(Data provided begins)

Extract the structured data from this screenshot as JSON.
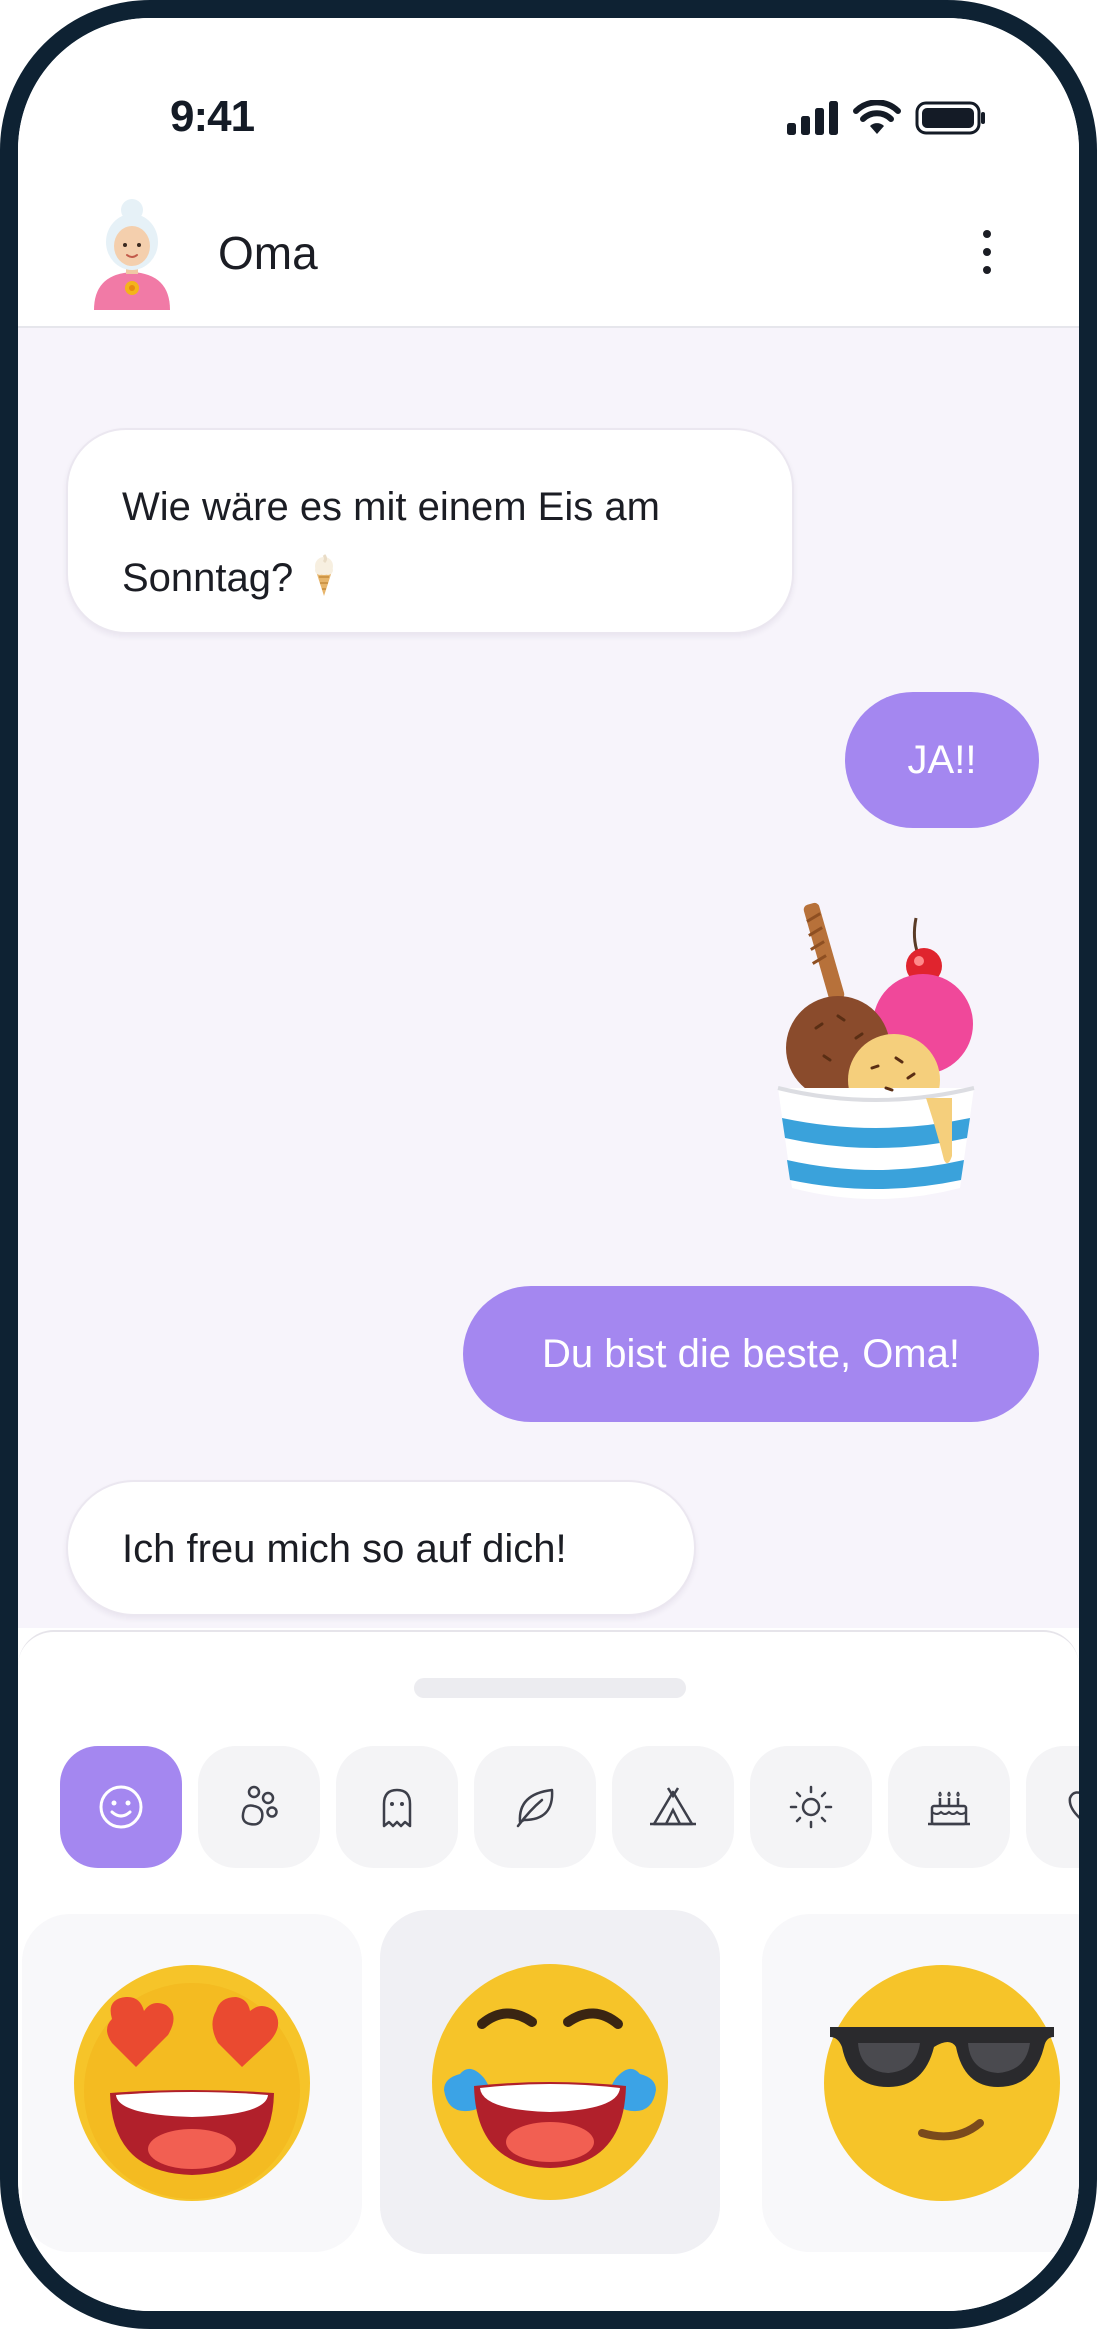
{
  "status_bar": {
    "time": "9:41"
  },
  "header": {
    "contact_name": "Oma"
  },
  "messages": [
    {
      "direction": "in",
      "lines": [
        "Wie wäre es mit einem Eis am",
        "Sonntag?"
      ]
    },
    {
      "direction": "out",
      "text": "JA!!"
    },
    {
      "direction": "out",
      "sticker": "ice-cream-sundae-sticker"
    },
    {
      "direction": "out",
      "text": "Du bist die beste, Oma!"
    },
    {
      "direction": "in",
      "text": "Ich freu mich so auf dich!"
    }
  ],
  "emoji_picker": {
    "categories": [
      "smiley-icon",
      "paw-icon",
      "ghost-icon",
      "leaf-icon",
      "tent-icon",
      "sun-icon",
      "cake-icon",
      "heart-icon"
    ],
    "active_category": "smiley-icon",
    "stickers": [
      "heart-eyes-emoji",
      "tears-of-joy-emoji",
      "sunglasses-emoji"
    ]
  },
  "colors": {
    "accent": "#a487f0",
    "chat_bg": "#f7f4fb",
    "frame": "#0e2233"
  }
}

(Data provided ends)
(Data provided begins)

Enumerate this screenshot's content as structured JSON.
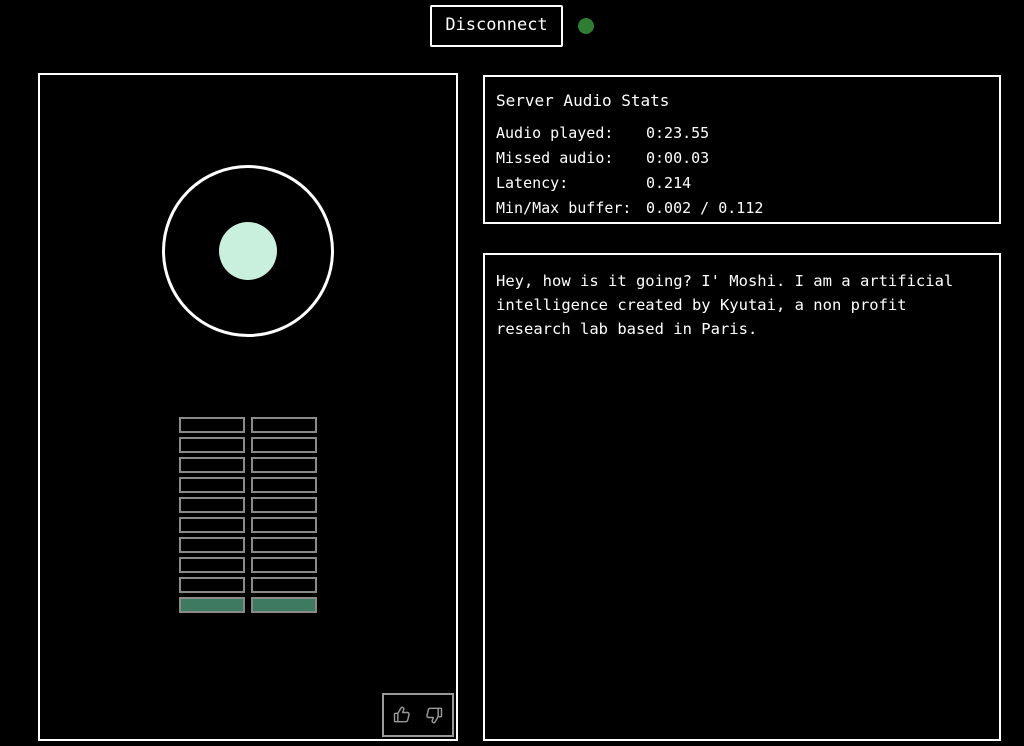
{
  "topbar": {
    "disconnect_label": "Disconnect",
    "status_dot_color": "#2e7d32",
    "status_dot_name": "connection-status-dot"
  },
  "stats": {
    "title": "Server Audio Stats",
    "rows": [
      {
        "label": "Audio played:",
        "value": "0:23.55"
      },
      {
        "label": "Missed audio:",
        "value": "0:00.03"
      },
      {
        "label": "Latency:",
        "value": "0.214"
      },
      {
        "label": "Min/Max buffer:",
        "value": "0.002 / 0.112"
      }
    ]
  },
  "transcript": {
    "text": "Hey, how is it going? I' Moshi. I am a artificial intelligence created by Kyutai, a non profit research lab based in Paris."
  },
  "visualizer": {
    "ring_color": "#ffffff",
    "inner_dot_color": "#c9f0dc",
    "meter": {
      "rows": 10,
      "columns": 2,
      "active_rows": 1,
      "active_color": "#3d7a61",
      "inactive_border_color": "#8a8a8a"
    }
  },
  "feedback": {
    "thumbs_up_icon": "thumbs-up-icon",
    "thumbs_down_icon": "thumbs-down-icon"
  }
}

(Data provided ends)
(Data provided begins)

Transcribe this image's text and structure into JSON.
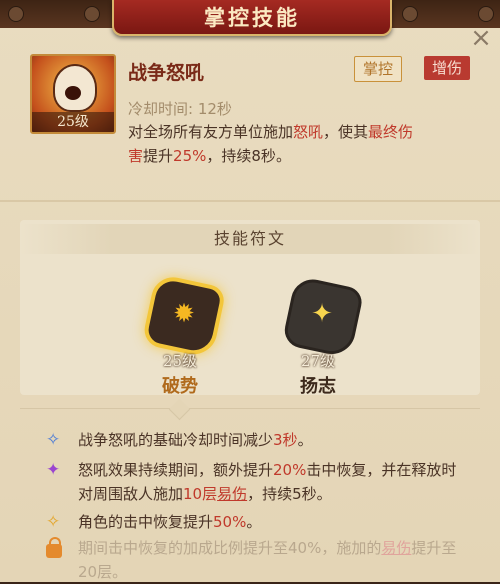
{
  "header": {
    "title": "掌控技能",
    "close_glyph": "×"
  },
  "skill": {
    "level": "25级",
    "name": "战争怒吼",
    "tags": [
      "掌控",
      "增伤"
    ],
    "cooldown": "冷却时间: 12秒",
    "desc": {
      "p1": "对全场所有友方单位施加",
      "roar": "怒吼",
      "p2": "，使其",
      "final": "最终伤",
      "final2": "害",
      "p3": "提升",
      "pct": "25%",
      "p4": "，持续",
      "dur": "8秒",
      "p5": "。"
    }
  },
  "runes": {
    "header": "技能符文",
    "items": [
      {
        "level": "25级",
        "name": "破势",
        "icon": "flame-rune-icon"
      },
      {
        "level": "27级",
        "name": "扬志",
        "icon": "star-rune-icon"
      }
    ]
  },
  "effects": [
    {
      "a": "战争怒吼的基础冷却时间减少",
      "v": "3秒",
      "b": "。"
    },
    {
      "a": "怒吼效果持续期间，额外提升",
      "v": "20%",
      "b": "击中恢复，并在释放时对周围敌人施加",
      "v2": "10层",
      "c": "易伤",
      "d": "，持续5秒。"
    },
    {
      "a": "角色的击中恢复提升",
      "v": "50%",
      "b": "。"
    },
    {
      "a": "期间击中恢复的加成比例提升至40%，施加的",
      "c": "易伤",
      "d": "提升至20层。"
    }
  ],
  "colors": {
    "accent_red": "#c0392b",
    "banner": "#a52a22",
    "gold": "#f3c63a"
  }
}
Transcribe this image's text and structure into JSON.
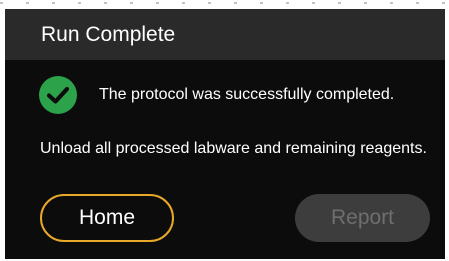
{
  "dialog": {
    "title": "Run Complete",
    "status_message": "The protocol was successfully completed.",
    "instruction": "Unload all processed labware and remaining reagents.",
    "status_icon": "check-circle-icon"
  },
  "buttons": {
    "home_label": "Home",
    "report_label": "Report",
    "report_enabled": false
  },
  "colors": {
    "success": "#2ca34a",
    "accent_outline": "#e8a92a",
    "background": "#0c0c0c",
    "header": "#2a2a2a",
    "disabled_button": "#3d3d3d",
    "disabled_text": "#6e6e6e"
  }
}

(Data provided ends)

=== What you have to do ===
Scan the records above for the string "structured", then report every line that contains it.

=== Task solution ===
Extract the structured data from this screenshot as JSON.
Enumerate this screenshot's content as structured JSON.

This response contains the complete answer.